Qualcomm's Direct Lobbying Spend

Qualcomm's Direct Lobbying Spend

With its $6 million lobbying budget for 2018, Qualcomm Inc.’s spending to date far outpaced its industry peers.

The San Diego-based semiconductor company has maintained significant spending levels to gain the ear of D.C. leaders in the past few years. So far this year, it has outspent competitors such as Intel Corp. and Broadcom Inc., who have spent $3.07 million and $910,000 respectively, according to the Center for Responsive Politics’ database of lobbying expenses and campaign contributions.

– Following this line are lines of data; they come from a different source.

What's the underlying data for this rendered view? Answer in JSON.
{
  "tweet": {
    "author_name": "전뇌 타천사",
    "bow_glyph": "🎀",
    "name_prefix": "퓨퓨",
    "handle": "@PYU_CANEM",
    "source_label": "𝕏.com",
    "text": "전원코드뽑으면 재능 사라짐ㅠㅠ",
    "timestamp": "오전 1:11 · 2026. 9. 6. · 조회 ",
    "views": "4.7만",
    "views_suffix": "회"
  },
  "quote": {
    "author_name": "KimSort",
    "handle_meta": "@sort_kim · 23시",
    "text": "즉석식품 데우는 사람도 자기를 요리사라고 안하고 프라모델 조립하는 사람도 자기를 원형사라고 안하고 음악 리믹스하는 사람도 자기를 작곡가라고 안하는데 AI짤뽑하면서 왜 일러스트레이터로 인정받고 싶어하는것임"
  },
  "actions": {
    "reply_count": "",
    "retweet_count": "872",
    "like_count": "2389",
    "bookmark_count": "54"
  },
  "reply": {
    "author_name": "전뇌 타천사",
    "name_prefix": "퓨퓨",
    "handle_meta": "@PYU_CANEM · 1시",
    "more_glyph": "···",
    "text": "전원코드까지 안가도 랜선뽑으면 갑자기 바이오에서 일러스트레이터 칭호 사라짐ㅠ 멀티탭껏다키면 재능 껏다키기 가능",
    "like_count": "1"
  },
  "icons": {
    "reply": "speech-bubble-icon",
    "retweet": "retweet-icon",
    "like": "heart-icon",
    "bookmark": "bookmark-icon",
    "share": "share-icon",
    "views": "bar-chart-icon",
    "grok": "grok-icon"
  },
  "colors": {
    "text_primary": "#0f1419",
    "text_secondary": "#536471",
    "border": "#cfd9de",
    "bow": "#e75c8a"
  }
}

“Semiconductors in general haven’t been strong lobbyists but Qualcomm might lead the way to increasing the payments,” said Kevin Cassidy, an analyst with Stifel, Nicolaus & Co. Inc.


The total campaign contributions for Qualcomm, including those to political candidates, PACs and parties

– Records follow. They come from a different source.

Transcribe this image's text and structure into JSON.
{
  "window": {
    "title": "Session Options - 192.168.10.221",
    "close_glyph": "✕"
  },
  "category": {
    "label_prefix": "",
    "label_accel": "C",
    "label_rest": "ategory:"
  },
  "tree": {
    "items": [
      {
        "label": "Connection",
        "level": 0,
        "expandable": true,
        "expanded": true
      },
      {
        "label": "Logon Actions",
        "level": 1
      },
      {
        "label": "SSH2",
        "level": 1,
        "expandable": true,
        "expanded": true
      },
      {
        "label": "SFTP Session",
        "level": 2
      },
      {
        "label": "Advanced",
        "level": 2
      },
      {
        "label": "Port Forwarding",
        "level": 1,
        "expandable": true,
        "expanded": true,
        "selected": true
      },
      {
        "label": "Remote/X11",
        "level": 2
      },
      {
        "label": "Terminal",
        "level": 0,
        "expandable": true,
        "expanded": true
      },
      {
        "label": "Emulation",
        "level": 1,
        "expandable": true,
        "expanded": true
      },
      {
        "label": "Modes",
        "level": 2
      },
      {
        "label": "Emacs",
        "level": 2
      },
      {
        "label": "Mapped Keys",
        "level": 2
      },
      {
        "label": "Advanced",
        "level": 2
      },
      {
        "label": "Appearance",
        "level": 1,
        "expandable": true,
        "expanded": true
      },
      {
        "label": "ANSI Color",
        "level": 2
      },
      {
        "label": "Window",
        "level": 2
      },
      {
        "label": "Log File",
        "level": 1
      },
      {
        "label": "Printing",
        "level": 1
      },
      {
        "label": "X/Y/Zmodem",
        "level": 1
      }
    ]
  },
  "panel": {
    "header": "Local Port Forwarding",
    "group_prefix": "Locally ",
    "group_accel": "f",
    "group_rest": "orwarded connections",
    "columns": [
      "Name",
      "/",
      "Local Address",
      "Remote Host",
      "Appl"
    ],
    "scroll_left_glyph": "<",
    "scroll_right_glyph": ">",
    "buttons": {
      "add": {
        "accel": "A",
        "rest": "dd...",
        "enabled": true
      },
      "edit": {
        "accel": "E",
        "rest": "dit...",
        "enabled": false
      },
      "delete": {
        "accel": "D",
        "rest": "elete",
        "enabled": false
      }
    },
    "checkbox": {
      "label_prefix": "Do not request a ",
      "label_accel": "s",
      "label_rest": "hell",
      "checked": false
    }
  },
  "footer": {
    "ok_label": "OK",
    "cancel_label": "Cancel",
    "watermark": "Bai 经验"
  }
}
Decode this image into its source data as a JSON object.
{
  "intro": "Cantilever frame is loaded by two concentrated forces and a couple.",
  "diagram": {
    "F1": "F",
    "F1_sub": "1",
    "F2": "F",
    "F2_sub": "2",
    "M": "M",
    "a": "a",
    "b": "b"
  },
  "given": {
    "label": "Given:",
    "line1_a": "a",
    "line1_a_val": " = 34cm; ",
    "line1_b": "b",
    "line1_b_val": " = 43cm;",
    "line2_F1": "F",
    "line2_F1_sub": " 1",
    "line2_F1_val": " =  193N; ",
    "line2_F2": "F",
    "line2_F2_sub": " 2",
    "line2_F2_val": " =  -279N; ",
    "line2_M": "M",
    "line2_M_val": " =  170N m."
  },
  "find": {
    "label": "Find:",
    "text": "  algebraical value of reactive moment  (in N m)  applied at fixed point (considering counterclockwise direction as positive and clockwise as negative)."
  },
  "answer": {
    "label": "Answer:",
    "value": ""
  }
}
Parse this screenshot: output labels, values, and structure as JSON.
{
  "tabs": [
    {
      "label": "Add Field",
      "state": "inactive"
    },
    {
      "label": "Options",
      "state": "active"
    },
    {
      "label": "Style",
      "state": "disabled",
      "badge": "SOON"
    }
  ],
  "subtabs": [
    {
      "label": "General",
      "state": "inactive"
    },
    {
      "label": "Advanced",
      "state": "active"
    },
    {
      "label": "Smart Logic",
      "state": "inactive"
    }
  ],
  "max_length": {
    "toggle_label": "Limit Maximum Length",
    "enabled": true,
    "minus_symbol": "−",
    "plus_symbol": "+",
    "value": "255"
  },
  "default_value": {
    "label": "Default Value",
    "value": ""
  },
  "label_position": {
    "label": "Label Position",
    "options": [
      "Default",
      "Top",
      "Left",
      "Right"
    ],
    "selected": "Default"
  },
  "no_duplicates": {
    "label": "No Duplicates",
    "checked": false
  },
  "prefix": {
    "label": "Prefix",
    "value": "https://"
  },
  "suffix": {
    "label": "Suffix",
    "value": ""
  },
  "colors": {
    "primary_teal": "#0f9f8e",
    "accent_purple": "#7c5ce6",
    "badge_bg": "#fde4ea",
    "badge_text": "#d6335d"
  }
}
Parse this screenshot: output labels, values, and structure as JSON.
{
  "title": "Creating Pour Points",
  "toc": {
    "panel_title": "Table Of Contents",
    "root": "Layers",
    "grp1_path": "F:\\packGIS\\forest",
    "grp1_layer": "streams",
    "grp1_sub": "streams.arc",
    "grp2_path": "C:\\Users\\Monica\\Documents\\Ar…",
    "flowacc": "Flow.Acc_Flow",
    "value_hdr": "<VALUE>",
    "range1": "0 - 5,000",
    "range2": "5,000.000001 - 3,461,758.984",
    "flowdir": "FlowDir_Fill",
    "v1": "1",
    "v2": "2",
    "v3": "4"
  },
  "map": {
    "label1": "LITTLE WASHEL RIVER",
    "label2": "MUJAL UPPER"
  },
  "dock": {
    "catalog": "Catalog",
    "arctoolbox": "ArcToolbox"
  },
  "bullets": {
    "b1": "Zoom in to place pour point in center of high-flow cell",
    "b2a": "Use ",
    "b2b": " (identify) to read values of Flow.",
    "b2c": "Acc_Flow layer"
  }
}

A Big Impact

Miro Copic, a marketing professor with San Diego State University, added that lobbying gives research-heavy companies like Qualcomm the most bang for their buck.

“It’s an extraordinary means of using broad marketing dollars,” Copic said. “An ad campaign doesn’t have anything near the same impact.”

About half of the Qualcomm’s spending this year went to Washington, D.C.-based firm Covington & Burling LLP, which has been the company’s top firm for more than the past decade.

Last year, Qualcomm’s lobbying expenses peaked at $8.26 million. The company also secured two major political wins: The stopping of Broadcom’s acquisition attempt and the passage of the Tax Cuts and Jobs Act.

With Broadcom, President Donald Trump blocked the merger with an executive order in March, before a scheduled stockholder vote that could have put Broadcom’s candidates in control of the board of directors. The Committee on Foreign Investment in the United States (CFIUS) had also expressed security concerns over Qualcomm being acquired by a foreign company (Broadcom is now headquartered in the U.S., where it conducts most of its business, but was headquartered in Singapore at the time).

“It worked out for Qualcomm,” Cassidy said. “Their lobbying efforts were pretty clear with getting Broadcom away from trying to acquire them through CFIUS.”

Tax Cuts and Jobs Act

The Tax Cuts and Jobs Act let Qualcomm repatriate its $28.8 billion in income abroad at a much lower tax rate, though the company also reported it was hit with a $6 million charge as a result of the policy change. Slashing the corporate income tax rate to 21 percent also freed up some additional cash.

Intellectual property protections also ranked high on Qualcomm’s list of top issues. Copic said the new NAFTA, the U.S. Mexico-Canada Agreement, included tougher patent protections that will benefit Qualcomm.